Hospice nursing is a rewarding but difficult job. Hospice nurses are responsible for overseeing the care of terminally ill patients. They provide dying individuals with essential palliative care. Hospice nursing is often emotionally draining for a nursing professional because each of his/her patients is suffering from a fatal illness.
A nurse may become attached to his/her patients knowing full well that eventually they will pass away. However, hospice nurses provide these patients with invaluable services and support. One of the primary functions of a hospice nurse is to ensure that patients remain as comfortable as possible. Therefore, they are responsible for constantly monitoring a patient's condition and administering necessary medicine to reduce any pain that he/she may be experiencing.
Hospice nursing focuses specifically on enacting measures to reduce pain and control symptoms. Hospice nurses may work in a hospice facility or may travel to patients' homes in order to provide care and support.
In most cases, each hospice patient is provided with one primary nurse, known as the case manager. This practice is utilized in order to establish a level of trust and comfort between a patient and his/her nurse. However, a hospice patient may come into contact with numerous other nurses throughout his/her time in a hospice program.
One of the first hospice nurses that a patient will communicate with is an admission nurse. When an individual wishes to enter a hospice program, he/she will generally be visited by an admission nurse who will analyze his/her condition and determine whether or not he/she is ready/suitable for hospice nursing. The admission nurse will complete a full examination of the individual's health and supply the physician with the fundamental findings from the assessment.

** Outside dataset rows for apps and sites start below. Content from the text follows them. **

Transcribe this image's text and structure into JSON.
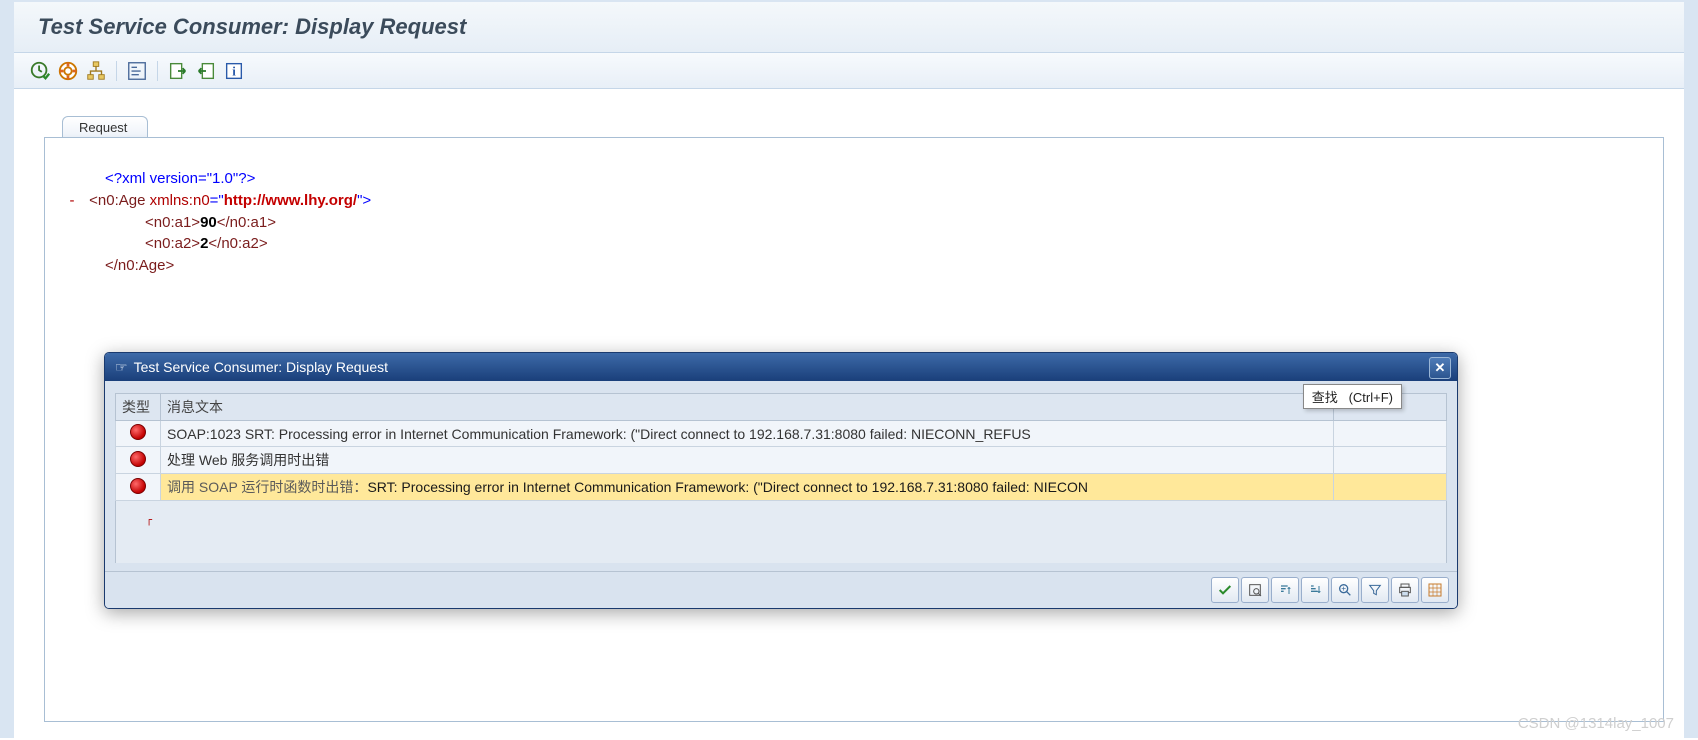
{
  "page_title": "Test Service Consumer: Display Request",
  "toolbar": {
    "b1": "clock-check",
    "b2": "lifebuoy",
    "b3": "hierarchy",
    "b4": "pretty-print",
    "b5": "export",
    "b6": "import",
    "b7": "info"
  },
  "tabs": {
    "request_label": "Request"
  },
  "xml": {
    "decl_open": "<?xml version=",
    "decl_ver": "\"1.0\"",
    "decl_close": "?>",
    "root_open1": "<n0:Age ",
    "root_attrname": "xmlns:n0",
    "root_eq": "=\"",
    "root_ns": "http://www.lhy.org/",
    "root_closeq": "\">",
    "a1_open": "<n0:a1>",
    "a1_val": "90",
    "a1_close": "</n0:a1>",
    "a2_open": "<n0:a2>",
    "a2_val": "2",
    "a2_close": "</n0:a2>",
    "root_end": "</n0:Age>"
  },
  "dialog": {
    "title": "Test Service Consumer: Display Request",
    "find_label": "查找",
    "find_shortcut": "(Ctrl+F)",
    "col_type": "类型",
    "col_msg": "消息文本",
    "rows": [
      {
        "text": "SOAP:1023 SRT: Processing error in Internet Communication Framework: (\"Direct connect to 192.168.7.31:8080 failed: NIECONN_REFUS",
        "highlight": false,
        "cjk": ""
      },
      {
        "text": "处理 Web 服务调用时出错",
        "highlight": false,
        "cjk": ""
      },
      {
        "text": "SRT: Processing error in Internet Communication Framework: (\"Direct connect to 192.168.7.31:8080 failed: NIECON",
        "highlight": true,
        "cjk": "调用 SOAP 运行时函数时出错："
      }
    ],
    "buttons": {
      "ok": "ok",
      "details": "details",
      "sort_asc": "sort-asc",
      "sort_desc": "sort-desc",
      "find": "find",
      "filter": "filter",
      "print": "print",
      "layout": "layout"
    }
  },
  "watermark": "CSDN @1314lay_1007"
}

Nurses not assigned as case managers are often known as visit nurses. These nurses will provide immediate care to patients in the event of an emergency. If a case manager is not readily available, a visit nurse will ensure that the needs of the patient are addressed. Each of these nurses maintains important duties and responsibilities.
Hospice nursing is a job that requires patience and compassion. It also requires an individual to obtain an extensive education. In order for an individual to become a hospice nurse, he/she must become a registered nurse. An individual must first attain a Bachelor of Science in Nursing. Some positions will require an individual to obtain a master's degree, too.
On top of this an individual will be required to successfully complete a licensing exam. To boot, he/she must receive certification as a hospice worker from his/her state health department. Before he/she can become a licensed hospice nurse, he/she must a pass a hospice nurse exam and satisfy, at minimum, two years of experience working in a hospice program and a registered nurse.